Despite the odd police bust at a mansion party, YouTubers have struggled like many other content creators amidst the coronavirus pandemic.

Though Hollywood has gingerly proceeded with production — only to see subsequent shutdowns — prolific YouTubers face their own restrictions when it comes to filming beyond their front-facing cameras.

Play.Works, a 10-year old company designed to bring social content back to the family living room, launched a linear channel two months ago that programs continuous streams of digital content and helps diversify revenue for creators.

The platform works via connected television sets — which have seen a major uptick in viewership thanks to global quarantine. Collab, a network of 300 YouTube channels, counted 34% of viewers watching its content on Smart TV’s in the third quarter of 2020, per Digiday. That’s up from 27% in Q4 of 2019. The network also found that viewers watch longer on television sets, some 7.26 minutes versus 3.61 minutes on mobile.

Founded by 25-year TV industry vet Jonathan Boltax, Play.Works has linear channel deals with the Plex streaming network and TV manufacturer Vizio. The connected app is also available through mainstream digital interfaces like Comcast, Amazon Fire, and Roku. The platform estimates a reach of 200 million viewers outside the YouTube interface.

Content partners include top-subscribed channels Annoying Orange (10.5 million), The King of Random (12.5 million), The Bee Family (9.17 million), whose videos are syndicated with no additional effort and revenue shared at 40%. They also partner with celebrities including Mike Tyson and Olympian Adam Rippon, as well as CAA client Marko Terzo.
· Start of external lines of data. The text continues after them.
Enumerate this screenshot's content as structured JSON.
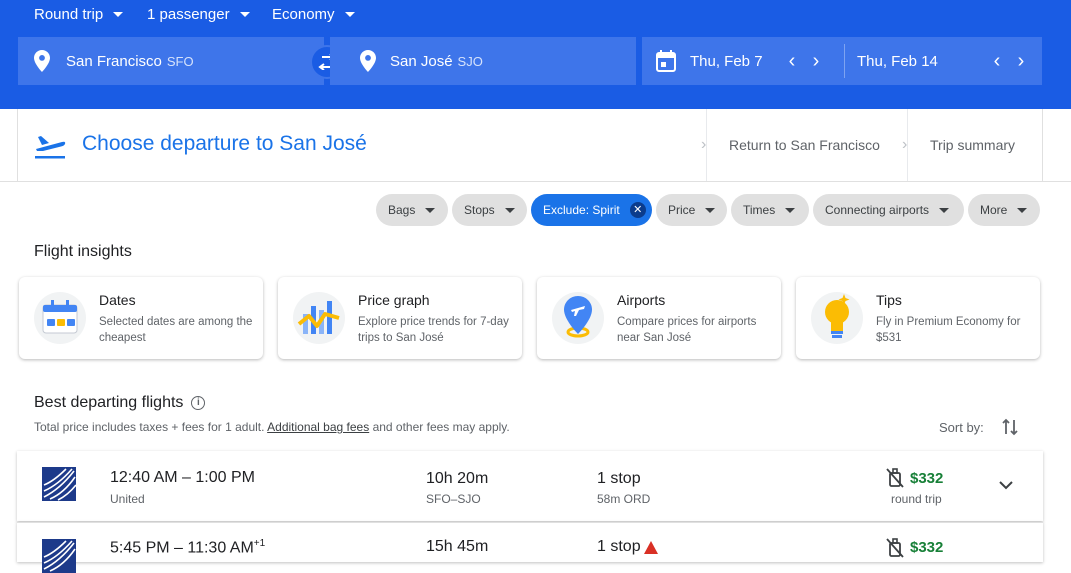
{
  "search": {
    "trip_type": "Round trip",
    "passengers": "1 passenger",
    "cabin": "Economy",
    "origin": {
      "city": "San Francisco",
      "code": "SFO"
    },
    "destination": {
      "city": "San José",
      "code": "SJO"
    },
    "depart_date": "Thu, Feb 7",
    "return_date": "Thu, Feb 14"
  },
  "steps": {
    "current": "Choose departure to San José",
    "next": "Return to San Francisco",
    "summary": "Trip summary"
  },
  "filters": [
    {
      "label": "Bags",
      "active": false
    },
    {
      "label": "Stops",
      "active": false
    },
    {
      "label": "Exclude: Spirit",
      "active": true
    },
    {
      "label": "Price",
      "active": false
    },
    {
      "label": "Times",
      "active": false
    },
    {
      "label": "Connecting airports",
      "active": false
    },
    {
      "label": "More",
      "active": false
    }
  ],
  "insights": {
    "heading": "Flight insights",
    "cards": [
      {
        "title": "Dates",
        "desc": "Selected dates are among the cheapest",
        "icon": "calendar-icon"
      },
      {
        "title": "Price graph",
        "desc": "Explore price trends for 7-day trips to San José",
        "icon": "chart-icon"
      },
      {
        "title": "Airports",
        "desc": "Compare prices for airports near San José",
        "icon": "airport-pin-icon"
      },
      {
        "title": "Tips",
        "desc": "Fly in Premium Economy for $531",
        "icon": "lightbulb-icon"
      }
    ]
  },
  "results": {
    "heading": "Best departing flights",
    "note_prefix": "Total price includes taxes + fees for 1 adult.",
    "note_link": "Additional bag fees",
    "note_suffix": "and other fees may apply.",
    "sort_label": "Sort by:",
    "flights": [
      {
        "times": "12:40 AM – 1:00 PM",
        "airline": "United",
        "duration": "10h 20m",
        "route": "SFO–SJO",
        "stops": "1 stop",
        "stop_detail": "58m ORD",
        "price": "$332",
        "price_note": "round trip"
      },
      {
        "times": "5:45 PM – 11:30 AM",
        "day_offset": "+1",
        "duration": "15h 45m",
        "stops": "1 stop",
        "price": "$332"
      }
    ]
  },
  "colors": {
    "brand": "#1a5ce4",
    "field": "#3e75ea",
    "accent_text": "#1a73e8",
    "price_green": "#188038",
    "warning": "#d93025"
  }
}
Play.Works is geared toward Gen Z and millennials, and also programs a sister platform geared entirely toward family content, named Tankee. That division has content partners including Big B Statz (3 million subs), Thinknoodles (6.9 million subs) and StacyPlays (2 million subs).
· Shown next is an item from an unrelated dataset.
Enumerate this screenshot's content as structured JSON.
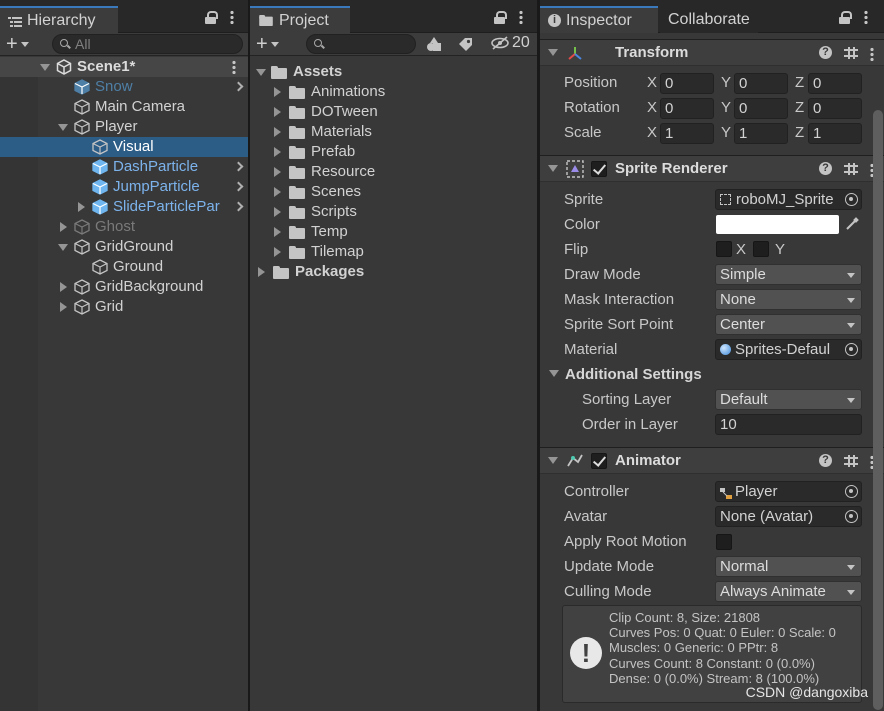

Boltax, who spent years at NBC in research and development, thinks a return to the linear format is a natural expansion for digital content.

“TV is obviously in this huge transition, and consumers of YouTube are not differentiating between mobile, desktop, and now connected TVs,” Boltax said. “When we look at partners, we look for what is just flat-out great TV.”